1. BE READY FOR MORE UNCERTAINTY
Pacific Investment Management Company (Pimco) said it has been encouraging investors to consider a more defensive posture.
"We still think the defensive approach is appropriate because of the likelihood of rising uncertainty and volatility, which will create risks but opportunities as well," it said.
The uncertainty in the next 12 months will stem not just from the outcome of the US election, but also from developments in Europe where key elections will be held in France and Germany, noted Mr Vasu Menon of OCBC Bank.
The US election could further spur the populist movements in these countries as well and cause election upsets. Uncertainty over policy at the US Federal Reserve and in China are other factors which could cause volatility ahead.
2. STAY DIVERSIFIED
Financial experts point to the importance of portfolio diversification, particularly during such uncertain times.
One way for investors to deal with the uncertainty and volatility is to stay diversified across various asset classes and over time through dollar cost averaging, said Mr Menon.
"Sharp pullbacks in the markets could offer buying opportunities should valuations become more compelling. However, investors must be prepared to stomach the accompanying market swings should they wish to do so and be ready to take a medium-term view with their investments," he advised.
He suggested that a good way to seek exposure is through a diversified portfolio of equities and/or bonds.
3. SPOT OPPORTUNITIES
Standard Life Investments advised that this environment is likely to create opportunities for "bottom-up" stock-picking in both equity and bond markets.
"Even in a benign trade policy scenario, firms with extensive global value chains, or reliant on migrant labour, would face a more uncertain future, while firms facing less onerous regulatory requirements stand to benefit. If the new Trump administration pursues an aggressive unwinding of policies that have supported globalisation, an extended period of weakness for risk assets is likely," it said.
Mr Mark Burgess, head of equities at Columbia Threadneedle Investments, wrote in a note that obvious winners in the US domestic economy are infrastructure, with a focus on roads, bridges, airports and sectors that would benefit from mergers and acquisitions, and industry consolidation, about which President-elect Donald Trump is particularly enthusiastic.
Financials and the defence sectors are likely to thrive while other sectors likely to do well include consumer staples, telecoms, energy and mining.
Mr Menon said that sharp pullbacks could provide buying opportunities for those with a strong risk appetite and medium-term horizon. In terms of regional allocation, Asia ex-Japan could be attractive on a relative basis, given the region's cheaper valuations and improving macro fundamentals.
"Valuations for Asian equities are not high, and in the medium term, the region should grow at a faster rate than its developed market peers," he said.
ABN Amro Bank said that once volatility subsides, equity markets could represent an opportunity for clients who are underexposed to stocks.

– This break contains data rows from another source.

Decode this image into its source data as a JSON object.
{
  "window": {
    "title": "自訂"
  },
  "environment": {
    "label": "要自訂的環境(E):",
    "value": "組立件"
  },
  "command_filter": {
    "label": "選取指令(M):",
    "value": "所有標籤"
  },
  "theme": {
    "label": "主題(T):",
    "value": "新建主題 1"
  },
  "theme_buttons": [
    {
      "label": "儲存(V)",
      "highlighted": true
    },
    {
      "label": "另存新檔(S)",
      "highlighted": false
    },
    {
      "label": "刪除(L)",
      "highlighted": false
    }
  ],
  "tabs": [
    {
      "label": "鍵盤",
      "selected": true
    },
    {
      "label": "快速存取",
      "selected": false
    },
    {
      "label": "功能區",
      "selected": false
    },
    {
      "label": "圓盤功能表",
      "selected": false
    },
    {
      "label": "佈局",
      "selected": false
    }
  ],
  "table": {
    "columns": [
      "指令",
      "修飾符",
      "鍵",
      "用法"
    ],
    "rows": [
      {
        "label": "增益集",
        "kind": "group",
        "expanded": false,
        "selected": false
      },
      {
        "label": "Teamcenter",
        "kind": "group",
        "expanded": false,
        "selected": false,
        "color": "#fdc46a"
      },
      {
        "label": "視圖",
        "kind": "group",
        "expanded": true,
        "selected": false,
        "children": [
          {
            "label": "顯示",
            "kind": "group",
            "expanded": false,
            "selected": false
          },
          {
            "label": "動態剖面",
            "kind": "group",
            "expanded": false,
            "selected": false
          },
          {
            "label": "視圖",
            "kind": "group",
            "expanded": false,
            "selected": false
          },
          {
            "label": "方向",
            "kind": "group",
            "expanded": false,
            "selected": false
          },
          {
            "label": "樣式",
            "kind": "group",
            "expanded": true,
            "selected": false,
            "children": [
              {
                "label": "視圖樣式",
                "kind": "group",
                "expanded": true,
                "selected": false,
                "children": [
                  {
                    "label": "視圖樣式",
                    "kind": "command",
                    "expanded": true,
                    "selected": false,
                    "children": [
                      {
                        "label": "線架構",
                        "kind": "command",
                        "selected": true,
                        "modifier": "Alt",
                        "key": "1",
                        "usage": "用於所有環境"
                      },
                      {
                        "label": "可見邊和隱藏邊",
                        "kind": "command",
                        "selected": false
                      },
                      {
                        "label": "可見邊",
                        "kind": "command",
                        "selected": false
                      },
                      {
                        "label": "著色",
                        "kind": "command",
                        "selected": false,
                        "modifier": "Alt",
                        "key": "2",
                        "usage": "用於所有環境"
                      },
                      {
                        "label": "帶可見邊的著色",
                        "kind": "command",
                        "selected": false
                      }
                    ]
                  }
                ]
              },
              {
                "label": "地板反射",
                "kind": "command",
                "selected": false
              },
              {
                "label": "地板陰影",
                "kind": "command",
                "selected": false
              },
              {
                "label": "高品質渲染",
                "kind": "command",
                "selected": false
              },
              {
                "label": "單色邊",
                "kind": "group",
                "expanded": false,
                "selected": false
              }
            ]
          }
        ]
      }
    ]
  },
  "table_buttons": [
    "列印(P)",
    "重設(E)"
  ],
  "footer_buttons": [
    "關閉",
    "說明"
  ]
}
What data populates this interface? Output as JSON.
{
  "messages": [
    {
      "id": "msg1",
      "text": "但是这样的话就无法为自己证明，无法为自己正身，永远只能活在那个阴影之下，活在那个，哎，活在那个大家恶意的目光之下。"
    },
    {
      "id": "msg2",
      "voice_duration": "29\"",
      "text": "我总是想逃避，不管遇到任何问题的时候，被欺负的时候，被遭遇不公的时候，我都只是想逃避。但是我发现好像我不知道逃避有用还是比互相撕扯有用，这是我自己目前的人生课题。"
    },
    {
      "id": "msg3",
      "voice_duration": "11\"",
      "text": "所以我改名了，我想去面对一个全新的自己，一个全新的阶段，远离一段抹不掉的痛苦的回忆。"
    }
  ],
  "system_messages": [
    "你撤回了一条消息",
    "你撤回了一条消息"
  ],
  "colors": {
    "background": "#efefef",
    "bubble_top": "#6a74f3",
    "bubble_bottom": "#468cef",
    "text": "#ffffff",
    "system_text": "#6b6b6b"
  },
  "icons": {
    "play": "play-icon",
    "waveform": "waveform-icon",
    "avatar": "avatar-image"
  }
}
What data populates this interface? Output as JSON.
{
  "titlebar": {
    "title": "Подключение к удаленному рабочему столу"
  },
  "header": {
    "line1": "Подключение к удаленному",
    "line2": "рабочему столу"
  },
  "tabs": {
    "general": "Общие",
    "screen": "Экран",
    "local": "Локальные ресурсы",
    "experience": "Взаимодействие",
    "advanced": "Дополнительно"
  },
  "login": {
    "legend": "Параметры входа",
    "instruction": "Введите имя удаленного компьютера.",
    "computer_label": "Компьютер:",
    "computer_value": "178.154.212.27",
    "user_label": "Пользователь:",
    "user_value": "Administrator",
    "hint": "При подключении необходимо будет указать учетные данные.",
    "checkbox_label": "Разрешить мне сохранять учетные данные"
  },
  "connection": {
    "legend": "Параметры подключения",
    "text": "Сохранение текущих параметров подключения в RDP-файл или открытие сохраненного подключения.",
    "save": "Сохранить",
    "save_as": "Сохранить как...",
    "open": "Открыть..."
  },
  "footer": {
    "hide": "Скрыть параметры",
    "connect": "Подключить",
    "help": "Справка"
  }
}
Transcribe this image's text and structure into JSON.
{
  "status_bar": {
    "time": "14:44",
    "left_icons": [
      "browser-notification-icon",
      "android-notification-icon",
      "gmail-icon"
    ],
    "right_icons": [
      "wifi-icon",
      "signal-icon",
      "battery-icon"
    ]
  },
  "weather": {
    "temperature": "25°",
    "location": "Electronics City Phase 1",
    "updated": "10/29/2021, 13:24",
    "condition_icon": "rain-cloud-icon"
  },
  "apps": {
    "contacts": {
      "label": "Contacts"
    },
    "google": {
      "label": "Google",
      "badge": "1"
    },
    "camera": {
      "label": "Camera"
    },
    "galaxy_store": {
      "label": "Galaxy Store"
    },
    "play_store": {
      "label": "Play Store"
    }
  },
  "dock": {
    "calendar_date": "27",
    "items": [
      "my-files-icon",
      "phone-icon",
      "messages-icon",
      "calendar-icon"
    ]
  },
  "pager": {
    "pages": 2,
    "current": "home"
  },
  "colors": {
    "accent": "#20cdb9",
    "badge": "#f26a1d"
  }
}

"The sectors that we are most positive towards are information technology and healthcare, where medium-term innovation and demographic trends remain supportive. The recent correction in healthcare stocks has also made them more attractive," it said.
4. WATCH FOR SIGNS
With the present lack of clarity on Mr Trump's policies, it would be prudent to look out for certain signs. Market observers say one key sign is what the 45th US President will actually do versus what he has said.
Standard Life Investments emphasised the importance of not overreacting, and waiting for clear announcements of Mr Trump's priorities and agenda.
Mr Daryl Liew at Reyl Singapore said: "There is a lot of uncertainty in the markets currently because investors are guessing Mr Trump's policies, but expect more clarity in the next few months leading up to inauguration when we find out who Mr Trump lines up as his economic advisers."
5. BACK TO BASICS
Mr Ian Martin, chief executive of HSBC Insurance (Singapore), said this is a timely reminder for everyone to have a comprehensive financial plan that includes protection and is supported by a disciplined savings habit.
When you have a long-term well-diversified wealth management plan in place - one that is able to withstand short-term shocks - you can sleep soundly at night.
This article was first published on Nov 13, 2016.
Get a copy of The Straits Times or go to straitstimes.com for more stories.